(Data records for software interfaces)
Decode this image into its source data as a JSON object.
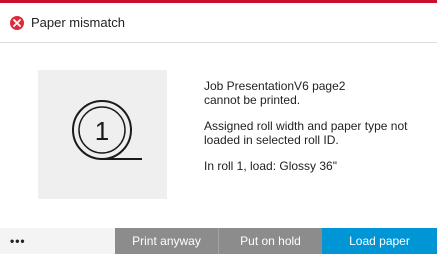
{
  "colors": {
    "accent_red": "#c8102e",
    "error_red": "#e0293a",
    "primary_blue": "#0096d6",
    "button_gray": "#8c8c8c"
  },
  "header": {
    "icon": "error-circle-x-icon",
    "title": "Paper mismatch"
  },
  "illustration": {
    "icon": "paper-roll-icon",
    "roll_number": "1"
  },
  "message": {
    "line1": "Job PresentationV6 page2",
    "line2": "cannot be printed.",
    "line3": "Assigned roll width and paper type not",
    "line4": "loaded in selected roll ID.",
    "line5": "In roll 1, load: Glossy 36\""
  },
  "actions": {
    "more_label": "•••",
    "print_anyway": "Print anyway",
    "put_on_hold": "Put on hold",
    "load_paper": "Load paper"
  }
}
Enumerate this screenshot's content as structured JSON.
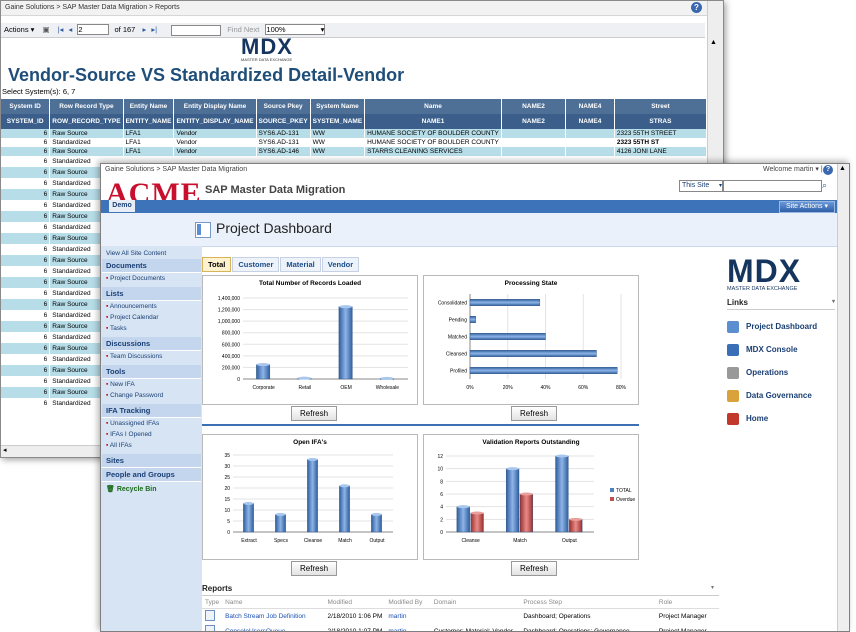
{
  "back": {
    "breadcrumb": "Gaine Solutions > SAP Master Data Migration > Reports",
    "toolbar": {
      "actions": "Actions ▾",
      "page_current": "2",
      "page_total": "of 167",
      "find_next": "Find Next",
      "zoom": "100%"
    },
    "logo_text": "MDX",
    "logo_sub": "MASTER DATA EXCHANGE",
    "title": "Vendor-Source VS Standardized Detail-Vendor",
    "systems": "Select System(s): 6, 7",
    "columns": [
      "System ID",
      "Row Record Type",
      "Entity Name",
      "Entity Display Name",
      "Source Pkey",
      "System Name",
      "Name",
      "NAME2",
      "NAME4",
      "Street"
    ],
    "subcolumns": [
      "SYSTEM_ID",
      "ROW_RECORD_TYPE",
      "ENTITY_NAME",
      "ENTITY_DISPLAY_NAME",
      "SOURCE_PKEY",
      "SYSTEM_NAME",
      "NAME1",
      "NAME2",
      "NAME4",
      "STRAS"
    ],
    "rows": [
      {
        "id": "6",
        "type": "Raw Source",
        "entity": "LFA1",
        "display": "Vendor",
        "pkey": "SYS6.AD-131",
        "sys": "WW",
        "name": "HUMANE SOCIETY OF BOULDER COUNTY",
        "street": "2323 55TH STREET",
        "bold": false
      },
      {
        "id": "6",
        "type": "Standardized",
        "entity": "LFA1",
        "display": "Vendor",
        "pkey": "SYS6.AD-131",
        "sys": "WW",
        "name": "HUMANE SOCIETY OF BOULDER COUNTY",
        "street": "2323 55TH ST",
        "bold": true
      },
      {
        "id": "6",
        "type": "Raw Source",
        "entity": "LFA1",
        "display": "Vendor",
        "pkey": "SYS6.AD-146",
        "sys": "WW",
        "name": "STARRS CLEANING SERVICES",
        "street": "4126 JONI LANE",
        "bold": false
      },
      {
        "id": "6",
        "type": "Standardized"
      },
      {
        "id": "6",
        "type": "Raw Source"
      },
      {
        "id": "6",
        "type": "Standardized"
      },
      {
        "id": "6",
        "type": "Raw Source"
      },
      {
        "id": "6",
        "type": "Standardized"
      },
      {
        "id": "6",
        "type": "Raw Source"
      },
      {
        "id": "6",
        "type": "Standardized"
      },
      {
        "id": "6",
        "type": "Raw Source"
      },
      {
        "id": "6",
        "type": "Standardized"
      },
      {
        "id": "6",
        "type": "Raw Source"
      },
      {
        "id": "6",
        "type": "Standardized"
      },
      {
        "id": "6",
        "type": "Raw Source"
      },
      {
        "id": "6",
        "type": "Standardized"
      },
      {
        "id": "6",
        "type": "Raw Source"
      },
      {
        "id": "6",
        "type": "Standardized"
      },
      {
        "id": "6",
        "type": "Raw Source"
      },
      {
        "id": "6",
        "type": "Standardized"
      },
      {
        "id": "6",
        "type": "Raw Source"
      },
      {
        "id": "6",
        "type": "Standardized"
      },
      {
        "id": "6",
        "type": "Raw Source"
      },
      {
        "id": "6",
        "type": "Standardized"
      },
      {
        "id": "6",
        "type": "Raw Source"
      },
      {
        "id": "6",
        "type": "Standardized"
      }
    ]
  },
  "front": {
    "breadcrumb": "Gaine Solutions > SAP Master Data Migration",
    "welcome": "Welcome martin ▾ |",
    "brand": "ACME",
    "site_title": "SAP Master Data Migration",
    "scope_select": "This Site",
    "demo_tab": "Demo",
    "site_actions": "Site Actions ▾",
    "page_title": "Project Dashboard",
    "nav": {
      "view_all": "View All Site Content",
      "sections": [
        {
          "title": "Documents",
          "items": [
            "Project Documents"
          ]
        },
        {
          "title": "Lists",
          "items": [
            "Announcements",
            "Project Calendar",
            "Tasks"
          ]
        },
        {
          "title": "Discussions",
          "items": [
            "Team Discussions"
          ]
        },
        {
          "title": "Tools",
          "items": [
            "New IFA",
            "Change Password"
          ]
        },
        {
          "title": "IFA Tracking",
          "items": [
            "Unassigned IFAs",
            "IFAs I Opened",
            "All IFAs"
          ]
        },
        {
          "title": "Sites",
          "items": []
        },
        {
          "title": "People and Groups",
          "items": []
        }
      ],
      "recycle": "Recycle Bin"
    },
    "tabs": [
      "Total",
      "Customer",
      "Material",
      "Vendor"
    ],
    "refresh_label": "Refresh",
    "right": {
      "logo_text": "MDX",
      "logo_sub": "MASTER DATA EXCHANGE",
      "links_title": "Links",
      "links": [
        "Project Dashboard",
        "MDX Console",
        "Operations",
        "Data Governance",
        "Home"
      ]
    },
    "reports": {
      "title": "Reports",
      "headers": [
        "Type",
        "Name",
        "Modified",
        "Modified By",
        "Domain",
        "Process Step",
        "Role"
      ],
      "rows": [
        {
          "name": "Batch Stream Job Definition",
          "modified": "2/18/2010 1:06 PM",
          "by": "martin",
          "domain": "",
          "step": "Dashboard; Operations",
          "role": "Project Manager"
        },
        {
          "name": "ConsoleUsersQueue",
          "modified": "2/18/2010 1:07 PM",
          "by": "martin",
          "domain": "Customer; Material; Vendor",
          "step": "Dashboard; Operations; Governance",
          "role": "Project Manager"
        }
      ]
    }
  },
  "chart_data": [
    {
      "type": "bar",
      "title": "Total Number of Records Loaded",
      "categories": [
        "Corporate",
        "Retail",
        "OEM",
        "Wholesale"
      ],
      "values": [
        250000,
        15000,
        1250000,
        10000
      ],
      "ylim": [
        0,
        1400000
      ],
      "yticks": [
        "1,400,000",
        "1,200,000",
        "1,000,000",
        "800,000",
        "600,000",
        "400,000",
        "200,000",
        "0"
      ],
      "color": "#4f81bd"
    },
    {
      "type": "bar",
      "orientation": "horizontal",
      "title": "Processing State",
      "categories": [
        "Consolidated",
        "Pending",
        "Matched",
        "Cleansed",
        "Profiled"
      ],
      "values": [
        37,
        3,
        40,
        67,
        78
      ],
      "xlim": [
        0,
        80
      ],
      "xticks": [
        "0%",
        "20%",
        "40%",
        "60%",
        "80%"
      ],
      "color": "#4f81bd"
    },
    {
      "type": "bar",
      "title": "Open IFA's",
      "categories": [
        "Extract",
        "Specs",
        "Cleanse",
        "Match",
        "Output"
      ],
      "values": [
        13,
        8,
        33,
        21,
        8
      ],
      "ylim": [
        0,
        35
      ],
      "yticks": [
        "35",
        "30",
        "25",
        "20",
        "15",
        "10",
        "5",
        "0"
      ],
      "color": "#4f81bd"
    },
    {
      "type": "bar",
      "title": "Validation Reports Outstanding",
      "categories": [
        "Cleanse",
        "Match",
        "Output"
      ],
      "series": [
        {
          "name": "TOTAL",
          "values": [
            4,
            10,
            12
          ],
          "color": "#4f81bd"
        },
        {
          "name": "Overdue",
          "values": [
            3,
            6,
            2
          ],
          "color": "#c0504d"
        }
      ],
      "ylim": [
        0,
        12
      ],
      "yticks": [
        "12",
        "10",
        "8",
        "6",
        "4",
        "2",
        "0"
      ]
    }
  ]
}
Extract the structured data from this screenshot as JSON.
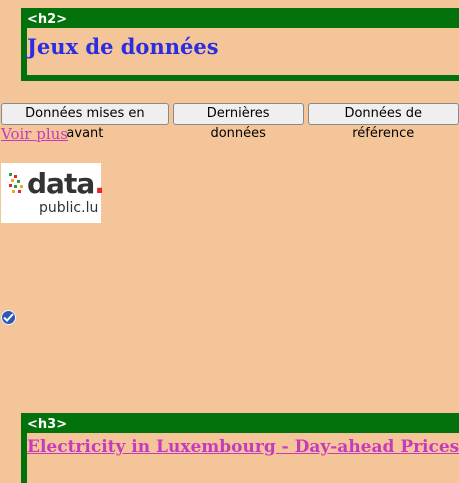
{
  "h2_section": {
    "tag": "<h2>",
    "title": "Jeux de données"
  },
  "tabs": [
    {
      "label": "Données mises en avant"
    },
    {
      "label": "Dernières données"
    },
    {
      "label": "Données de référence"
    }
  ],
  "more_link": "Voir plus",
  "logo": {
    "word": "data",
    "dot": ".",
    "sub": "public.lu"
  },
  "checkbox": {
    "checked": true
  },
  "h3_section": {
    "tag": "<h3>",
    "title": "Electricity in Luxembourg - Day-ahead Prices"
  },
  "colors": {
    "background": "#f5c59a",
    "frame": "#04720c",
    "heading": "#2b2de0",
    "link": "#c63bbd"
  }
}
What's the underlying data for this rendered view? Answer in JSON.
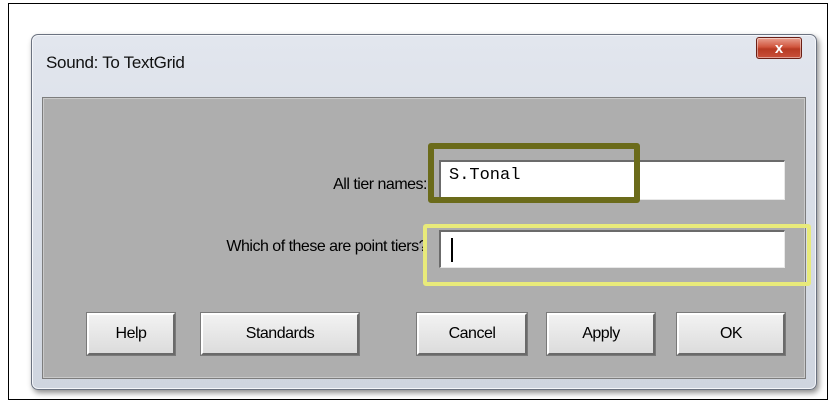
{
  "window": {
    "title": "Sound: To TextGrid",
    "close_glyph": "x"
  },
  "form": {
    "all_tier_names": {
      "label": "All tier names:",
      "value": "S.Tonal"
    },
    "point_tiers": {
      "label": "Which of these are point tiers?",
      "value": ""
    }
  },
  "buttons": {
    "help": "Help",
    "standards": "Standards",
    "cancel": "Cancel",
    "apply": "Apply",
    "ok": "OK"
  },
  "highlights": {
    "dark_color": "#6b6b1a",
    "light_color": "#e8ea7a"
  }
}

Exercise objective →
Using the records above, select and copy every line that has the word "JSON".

Response to the exercise →
Decode this image into its source data as a JSON object.
Enumerate this screenshot's content as structured JSON.
Extract the structured data from this screenshot as JSON.
What's the underlying data for this rendered view? Answer in JSON.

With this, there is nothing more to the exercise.